"The Strange Case of Origami Yoda" by Tom Angleberger is the third book I've read by this author. His two previous books were written under the pseudonym Sam Riddleburger. I need to make that clear for the purposes of comparison later.
This book is presented as kind of a case book, a journal in which each chapter is a section of the story written from a different perspective, trying to determine whether Origami Yoda was just a finger puppet used by a weird kid to make predictions or if it really had powers.
The aforementioned "weird kid," Dwight, claims that Origami Yoda speaks through him, and gives other students advice by tapping into the Force.
Each chapter relates a different student's experiences with the advice from Origami Yoda, and some idea as to whether the writer believes in him. Each chapter ends with comments by Harvey, another student and Origami Yoda-cynic, and final comments by Tommy, the student who compiled this casebook and a believer.
That is one of the first things that shows the genius in how this book is written. Each narrative sounds credible. Angleberger genuinely shifts perspectives and presents the stories from different points of view. His diction, narration, and structure shift as each character takes over. It is very easy to believe that each chapter was written by a different person.
The story is a lot of fun. Watching the school year progress, following the sub-plots, and watching each student deal with this mystery is well worth the read.
Tom Angleberger excels at writing from kids' perspective. His two previous books that I've read, "The Qwikpick Adventure Society" and "Stonewall Hinkleman and the Battle of Bull Run" (co-authored with Mike Hemphill), are also in persuasive first-person narration.
"Yoda" is, like "Qwikpick," presented in a journal format. For young readers (such as my 11- and 13-year-old boys, each of whom loved the book), it's a nice affirmation that some adults do take kids' interests seriously. Kids do compile these kinds of journals, regarding their adventures and mysteries as serious. Too many adults dismiss them.
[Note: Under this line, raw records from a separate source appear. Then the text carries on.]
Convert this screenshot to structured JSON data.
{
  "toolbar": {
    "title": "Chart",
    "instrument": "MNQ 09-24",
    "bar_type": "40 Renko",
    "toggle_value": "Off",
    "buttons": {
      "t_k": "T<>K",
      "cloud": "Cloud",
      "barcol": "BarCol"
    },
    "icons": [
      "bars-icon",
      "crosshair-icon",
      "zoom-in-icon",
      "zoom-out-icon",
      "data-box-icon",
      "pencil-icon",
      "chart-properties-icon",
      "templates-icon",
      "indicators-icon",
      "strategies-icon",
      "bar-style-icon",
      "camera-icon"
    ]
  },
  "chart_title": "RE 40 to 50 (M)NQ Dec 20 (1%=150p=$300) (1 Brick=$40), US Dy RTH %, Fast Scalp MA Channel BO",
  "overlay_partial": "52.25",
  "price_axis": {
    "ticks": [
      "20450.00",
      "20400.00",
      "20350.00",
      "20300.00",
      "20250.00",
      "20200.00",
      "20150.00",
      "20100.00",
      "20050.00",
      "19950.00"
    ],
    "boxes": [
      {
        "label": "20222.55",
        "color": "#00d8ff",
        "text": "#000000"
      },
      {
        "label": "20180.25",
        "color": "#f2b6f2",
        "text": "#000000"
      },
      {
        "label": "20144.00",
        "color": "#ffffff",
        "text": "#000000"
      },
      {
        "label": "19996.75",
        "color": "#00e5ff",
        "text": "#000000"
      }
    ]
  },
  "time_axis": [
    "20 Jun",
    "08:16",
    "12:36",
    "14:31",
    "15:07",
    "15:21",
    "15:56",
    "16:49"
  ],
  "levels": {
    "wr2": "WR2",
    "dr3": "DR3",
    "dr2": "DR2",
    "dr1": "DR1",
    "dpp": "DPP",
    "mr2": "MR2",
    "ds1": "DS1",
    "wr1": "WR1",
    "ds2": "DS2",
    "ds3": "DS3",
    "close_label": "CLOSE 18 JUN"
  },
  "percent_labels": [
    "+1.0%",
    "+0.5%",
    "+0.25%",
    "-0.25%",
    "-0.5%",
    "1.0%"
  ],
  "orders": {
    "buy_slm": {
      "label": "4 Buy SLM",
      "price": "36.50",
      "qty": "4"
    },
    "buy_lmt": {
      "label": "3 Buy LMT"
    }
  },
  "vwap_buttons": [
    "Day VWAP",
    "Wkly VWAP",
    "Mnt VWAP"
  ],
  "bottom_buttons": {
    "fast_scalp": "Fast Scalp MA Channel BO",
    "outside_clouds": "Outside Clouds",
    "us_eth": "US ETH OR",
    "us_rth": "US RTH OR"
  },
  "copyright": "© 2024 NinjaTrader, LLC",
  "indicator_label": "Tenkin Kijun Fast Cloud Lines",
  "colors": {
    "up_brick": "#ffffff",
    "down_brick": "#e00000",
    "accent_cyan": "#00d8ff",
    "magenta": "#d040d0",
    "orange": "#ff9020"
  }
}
The book also looks like a journal. Every page has been lightly printed with what look like rumpled lines and folds as if it had been carried around by a sixth grader. The feel of this book is really a delight.
"Origami Yoda" celebrates them. The kids in this book are realistic, smart, and ... above all else ... kids. I could easily believe that my son hangs out with Kellen or Dwight or Tommy at lunch.
If I might indulge here ... "The Strange Case of Origami Yoda" is enjoying a level of commercial success that "Stonewall Hinkleman" and "Qwikpick" didn't. Perhaps that's related to the "Star Wars" licensing and the accompanying promotion. I would strongly encourage readers who pick up "Origami Yoda" and enjoy it to look for the other two books, too.
Also ... Angleberger has filled the book with what we in the geek community call "Easter eggs," little references to other things that appeal to serious fans.
For example, the students attend McQuarrie Middle School. There is a reference to buying food at the Qwikpick. Harvey makes a comment about Robert E. Lee's horse. (Good luck figuring that one out if you're not a Riddleburger fan!)
This is a great middle-school level read, and any adult lovers of kidlit should definitely check it out.